Your task: Where a line of the data holds the word "JSON", copy that line.

[Entries from a dataset of interfaces]

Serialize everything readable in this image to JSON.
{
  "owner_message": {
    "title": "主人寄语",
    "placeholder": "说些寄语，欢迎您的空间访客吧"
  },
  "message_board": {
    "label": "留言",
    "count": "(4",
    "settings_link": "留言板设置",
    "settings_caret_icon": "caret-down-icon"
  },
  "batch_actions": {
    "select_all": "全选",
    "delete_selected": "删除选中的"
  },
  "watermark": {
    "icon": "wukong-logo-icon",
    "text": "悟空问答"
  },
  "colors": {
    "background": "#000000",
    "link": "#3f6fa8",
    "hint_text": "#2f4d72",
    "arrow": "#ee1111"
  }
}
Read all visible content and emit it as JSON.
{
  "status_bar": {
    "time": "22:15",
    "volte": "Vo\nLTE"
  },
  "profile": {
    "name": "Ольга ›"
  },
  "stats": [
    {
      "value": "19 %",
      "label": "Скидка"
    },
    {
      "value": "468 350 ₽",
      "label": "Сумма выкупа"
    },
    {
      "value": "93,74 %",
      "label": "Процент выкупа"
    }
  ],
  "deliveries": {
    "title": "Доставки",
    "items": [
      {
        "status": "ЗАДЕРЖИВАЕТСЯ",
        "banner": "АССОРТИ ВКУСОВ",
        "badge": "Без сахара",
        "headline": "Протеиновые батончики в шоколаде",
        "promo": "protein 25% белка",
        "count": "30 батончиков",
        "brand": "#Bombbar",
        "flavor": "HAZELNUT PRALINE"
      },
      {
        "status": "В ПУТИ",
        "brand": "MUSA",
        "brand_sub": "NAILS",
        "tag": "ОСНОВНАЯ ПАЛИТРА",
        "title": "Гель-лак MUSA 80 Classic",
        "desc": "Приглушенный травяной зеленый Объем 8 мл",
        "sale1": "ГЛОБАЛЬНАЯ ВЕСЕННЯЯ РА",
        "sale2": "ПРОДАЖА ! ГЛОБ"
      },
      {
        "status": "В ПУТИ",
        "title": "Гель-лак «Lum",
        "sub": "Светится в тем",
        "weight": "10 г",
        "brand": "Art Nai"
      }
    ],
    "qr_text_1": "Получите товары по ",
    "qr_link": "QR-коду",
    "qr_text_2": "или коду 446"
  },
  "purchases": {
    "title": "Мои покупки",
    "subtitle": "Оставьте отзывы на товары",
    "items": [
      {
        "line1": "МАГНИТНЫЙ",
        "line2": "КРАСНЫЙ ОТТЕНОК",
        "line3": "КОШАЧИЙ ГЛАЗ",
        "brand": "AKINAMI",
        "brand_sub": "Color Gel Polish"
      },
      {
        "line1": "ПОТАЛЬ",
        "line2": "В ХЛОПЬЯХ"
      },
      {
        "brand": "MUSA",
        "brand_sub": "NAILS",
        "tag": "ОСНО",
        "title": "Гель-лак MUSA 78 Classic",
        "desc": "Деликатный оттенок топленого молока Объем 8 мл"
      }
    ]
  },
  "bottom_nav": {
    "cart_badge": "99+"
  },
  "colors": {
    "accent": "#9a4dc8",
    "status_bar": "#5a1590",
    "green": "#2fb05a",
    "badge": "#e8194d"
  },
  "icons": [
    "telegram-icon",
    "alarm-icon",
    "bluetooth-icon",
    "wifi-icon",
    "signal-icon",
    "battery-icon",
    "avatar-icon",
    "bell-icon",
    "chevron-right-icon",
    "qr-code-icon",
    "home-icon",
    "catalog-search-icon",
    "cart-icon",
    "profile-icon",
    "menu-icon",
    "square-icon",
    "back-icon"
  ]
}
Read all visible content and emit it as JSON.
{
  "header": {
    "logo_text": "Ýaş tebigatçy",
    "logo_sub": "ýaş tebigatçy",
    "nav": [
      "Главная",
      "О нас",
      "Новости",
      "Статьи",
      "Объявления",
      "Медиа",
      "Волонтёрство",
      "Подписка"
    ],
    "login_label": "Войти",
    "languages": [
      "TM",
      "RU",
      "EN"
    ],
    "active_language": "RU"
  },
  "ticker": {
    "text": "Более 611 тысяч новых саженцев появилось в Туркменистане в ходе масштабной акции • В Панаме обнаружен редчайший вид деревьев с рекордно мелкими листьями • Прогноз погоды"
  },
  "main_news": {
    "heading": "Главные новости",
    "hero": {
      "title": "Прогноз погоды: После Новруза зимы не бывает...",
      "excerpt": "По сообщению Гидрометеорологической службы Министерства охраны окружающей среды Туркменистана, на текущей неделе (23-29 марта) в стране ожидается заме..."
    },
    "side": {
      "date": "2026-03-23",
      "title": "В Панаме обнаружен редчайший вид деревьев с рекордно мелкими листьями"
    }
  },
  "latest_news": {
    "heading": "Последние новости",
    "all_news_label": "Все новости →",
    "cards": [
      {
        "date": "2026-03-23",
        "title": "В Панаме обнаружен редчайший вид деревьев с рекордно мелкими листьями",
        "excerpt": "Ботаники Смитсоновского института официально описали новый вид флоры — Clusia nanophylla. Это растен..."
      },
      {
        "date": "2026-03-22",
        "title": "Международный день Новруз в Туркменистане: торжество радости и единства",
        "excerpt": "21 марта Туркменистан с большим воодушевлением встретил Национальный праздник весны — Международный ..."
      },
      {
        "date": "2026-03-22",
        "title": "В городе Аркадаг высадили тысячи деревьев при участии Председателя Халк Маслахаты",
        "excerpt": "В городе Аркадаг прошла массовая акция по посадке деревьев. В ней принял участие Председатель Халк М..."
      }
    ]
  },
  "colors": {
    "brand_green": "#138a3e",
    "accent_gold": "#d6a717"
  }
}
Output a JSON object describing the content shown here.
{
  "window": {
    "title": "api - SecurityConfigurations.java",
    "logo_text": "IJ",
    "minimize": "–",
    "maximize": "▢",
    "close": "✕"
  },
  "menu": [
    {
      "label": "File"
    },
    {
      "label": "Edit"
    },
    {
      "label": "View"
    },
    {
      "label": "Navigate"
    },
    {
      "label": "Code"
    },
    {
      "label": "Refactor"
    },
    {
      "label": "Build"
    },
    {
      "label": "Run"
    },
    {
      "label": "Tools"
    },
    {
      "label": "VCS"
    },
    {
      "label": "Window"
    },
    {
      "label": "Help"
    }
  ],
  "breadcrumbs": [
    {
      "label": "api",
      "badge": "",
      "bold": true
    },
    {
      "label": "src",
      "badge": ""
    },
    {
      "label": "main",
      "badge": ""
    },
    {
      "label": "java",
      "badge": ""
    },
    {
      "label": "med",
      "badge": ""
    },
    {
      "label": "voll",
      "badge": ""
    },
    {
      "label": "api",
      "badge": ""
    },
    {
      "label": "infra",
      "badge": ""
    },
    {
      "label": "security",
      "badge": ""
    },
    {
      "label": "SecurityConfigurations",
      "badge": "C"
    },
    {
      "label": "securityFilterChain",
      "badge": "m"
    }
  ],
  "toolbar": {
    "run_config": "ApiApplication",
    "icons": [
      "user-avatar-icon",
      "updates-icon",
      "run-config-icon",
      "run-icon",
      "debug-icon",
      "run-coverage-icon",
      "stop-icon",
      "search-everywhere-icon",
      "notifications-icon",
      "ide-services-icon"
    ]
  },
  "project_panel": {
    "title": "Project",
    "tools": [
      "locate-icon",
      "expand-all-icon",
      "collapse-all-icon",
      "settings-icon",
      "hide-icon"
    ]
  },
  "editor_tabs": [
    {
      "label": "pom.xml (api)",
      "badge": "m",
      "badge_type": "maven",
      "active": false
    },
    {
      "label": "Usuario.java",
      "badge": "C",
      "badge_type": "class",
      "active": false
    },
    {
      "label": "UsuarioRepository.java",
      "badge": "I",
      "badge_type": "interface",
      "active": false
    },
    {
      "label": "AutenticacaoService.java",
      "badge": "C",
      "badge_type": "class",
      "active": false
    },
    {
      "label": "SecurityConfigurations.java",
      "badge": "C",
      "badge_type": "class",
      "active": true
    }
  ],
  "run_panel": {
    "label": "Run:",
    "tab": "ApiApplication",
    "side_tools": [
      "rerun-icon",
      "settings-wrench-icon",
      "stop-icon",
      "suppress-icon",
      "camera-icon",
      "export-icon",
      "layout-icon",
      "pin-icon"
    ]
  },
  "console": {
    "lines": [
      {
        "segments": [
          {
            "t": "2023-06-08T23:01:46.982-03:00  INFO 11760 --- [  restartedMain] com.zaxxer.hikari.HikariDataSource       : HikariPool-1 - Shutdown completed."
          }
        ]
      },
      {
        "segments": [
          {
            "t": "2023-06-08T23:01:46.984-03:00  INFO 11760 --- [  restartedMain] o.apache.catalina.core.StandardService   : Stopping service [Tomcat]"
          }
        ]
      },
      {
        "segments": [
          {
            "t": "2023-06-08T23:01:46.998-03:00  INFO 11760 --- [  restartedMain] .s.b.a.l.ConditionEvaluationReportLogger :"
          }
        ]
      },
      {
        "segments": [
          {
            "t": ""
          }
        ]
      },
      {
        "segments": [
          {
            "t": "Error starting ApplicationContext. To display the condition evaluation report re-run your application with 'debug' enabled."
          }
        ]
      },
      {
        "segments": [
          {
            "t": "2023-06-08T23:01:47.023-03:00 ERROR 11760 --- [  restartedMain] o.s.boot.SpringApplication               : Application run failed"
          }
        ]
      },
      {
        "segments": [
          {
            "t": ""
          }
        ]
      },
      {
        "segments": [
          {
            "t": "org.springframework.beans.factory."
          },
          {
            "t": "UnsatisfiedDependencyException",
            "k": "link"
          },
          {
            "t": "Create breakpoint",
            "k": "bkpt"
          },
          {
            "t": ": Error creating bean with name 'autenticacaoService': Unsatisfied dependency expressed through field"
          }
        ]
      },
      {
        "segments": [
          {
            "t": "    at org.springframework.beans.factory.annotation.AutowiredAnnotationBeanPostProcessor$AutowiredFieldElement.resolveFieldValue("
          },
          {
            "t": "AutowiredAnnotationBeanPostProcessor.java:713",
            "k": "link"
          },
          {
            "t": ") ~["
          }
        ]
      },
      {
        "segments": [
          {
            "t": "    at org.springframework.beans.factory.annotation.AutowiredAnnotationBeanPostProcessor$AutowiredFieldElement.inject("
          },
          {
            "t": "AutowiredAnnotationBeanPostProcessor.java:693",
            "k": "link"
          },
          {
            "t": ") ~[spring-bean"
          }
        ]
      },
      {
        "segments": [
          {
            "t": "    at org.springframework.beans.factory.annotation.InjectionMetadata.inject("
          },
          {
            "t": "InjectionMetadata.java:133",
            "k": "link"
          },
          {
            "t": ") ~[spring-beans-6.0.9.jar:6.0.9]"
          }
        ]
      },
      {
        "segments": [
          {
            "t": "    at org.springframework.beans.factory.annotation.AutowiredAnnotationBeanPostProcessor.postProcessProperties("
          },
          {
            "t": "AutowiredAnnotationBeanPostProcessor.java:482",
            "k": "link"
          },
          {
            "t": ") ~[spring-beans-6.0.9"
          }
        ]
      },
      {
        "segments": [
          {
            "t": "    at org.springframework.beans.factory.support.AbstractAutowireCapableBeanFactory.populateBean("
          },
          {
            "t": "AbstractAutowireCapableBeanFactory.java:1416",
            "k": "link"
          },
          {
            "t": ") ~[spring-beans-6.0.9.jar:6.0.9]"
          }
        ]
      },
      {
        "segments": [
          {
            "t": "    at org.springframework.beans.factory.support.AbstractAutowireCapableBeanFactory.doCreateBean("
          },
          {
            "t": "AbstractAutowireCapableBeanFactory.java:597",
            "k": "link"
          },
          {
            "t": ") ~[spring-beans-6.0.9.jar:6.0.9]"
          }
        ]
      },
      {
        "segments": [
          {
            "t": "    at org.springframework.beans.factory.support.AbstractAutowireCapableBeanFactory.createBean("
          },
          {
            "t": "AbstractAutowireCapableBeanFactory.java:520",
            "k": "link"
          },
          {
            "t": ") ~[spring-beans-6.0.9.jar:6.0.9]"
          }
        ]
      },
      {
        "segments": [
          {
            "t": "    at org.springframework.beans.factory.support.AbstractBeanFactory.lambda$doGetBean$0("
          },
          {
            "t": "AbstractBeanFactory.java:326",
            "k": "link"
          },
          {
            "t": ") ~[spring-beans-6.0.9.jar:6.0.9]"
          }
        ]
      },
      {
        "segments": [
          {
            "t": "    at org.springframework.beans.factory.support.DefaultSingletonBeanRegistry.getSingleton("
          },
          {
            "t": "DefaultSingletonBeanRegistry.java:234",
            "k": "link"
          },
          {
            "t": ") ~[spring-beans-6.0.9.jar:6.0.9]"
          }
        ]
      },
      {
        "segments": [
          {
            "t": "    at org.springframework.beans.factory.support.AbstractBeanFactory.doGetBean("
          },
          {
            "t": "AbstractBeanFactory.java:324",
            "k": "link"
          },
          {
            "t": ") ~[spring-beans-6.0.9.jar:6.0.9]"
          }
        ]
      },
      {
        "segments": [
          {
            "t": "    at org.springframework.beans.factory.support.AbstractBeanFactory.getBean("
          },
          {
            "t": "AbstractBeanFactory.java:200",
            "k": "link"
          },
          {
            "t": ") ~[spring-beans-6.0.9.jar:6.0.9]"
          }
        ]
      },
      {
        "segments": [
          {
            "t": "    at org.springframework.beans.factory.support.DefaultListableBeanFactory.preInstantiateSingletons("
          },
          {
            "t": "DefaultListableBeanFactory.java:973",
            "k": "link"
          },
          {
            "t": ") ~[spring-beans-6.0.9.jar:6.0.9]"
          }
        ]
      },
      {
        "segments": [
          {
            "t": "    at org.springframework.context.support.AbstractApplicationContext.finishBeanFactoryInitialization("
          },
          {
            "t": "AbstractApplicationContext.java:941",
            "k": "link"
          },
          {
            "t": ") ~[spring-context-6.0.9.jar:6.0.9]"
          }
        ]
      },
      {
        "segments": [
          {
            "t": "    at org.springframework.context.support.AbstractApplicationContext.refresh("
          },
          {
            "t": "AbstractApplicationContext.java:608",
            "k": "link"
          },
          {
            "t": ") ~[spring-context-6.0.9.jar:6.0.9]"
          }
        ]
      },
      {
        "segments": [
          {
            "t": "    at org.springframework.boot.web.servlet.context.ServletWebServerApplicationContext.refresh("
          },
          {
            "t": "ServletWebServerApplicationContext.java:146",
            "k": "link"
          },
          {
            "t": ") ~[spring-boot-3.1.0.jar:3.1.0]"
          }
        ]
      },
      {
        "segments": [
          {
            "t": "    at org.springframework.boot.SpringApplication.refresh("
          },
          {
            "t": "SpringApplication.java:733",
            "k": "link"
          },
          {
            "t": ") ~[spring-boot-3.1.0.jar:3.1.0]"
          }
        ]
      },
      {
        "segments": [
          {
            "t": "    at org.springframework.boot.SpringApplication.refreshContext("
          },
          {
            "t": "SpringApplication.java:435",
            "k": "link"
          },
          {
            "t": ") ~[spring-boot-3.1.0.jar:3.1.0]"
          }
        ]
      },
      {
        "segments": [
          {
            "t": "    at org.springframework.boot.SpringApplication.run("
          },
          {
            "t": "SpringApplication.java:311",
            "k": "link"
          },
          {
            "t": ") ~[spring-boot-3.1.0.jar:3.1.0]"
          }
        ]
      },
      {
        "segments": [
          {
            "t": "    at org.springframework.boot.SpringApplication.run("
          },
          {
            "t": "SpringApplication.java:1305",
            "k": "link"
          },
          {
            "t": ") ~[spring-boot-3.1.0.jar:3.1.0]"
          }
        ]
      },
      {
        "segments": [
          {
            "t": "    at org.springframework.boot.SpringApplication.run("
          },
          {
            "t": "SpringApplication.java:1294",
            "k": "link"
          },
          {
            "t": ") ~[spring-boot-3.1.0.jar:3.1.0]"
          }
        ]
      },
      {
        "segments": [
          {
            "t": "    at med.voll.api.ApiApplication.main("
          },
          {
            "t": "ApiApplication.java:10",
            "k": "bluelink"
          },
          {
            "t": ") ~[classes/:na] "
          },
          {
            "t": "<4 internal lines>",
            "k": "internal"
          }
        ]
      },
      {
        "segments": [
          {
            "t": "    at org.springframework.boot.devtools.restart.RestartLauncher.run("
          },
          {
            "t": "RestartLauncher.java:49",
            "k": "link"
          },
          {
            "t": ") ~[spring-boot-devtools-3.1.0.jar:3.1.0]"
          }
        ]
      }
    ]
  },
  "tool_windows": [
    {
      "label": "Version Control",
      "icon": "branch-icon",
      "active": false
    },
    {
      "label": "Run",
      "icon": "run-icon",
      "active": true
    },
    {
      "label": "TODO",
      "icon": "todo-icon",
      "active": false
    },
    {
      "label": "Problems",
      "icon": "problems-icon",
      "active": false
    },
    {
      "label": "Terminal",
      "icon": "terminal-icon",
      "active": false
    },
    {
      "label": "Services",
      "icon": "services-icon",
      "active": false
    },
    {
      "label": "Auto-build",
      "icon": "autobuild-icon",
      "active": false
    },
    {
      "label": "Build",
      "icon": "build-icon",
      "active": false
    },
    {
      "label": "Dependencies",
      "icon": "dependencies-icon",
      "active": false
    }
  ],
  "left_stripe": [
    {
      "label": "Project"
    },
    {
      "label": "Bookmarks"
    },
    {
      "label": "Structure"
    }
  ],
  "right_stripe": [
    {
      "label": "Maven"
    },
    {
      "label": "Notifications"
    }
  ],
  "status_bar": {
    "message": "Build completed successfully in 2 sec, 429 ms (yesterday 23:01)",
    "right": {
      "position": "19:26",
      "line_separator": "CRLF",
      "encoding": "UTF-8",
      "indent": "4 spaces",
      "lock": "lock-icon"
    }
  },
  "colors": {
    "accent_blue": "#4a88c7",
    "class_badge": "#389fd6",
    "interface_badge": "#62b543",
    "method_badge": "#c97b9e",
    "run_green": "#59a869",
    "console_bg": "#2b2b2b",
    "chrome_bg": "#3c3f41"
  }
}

Reply to the exercise:
Serialize everything readable in this image to JSON.
Read all visible content and emit it as JSON.
Read all visible content and emit it as JSON.
Output a JSON object describing the content shown here.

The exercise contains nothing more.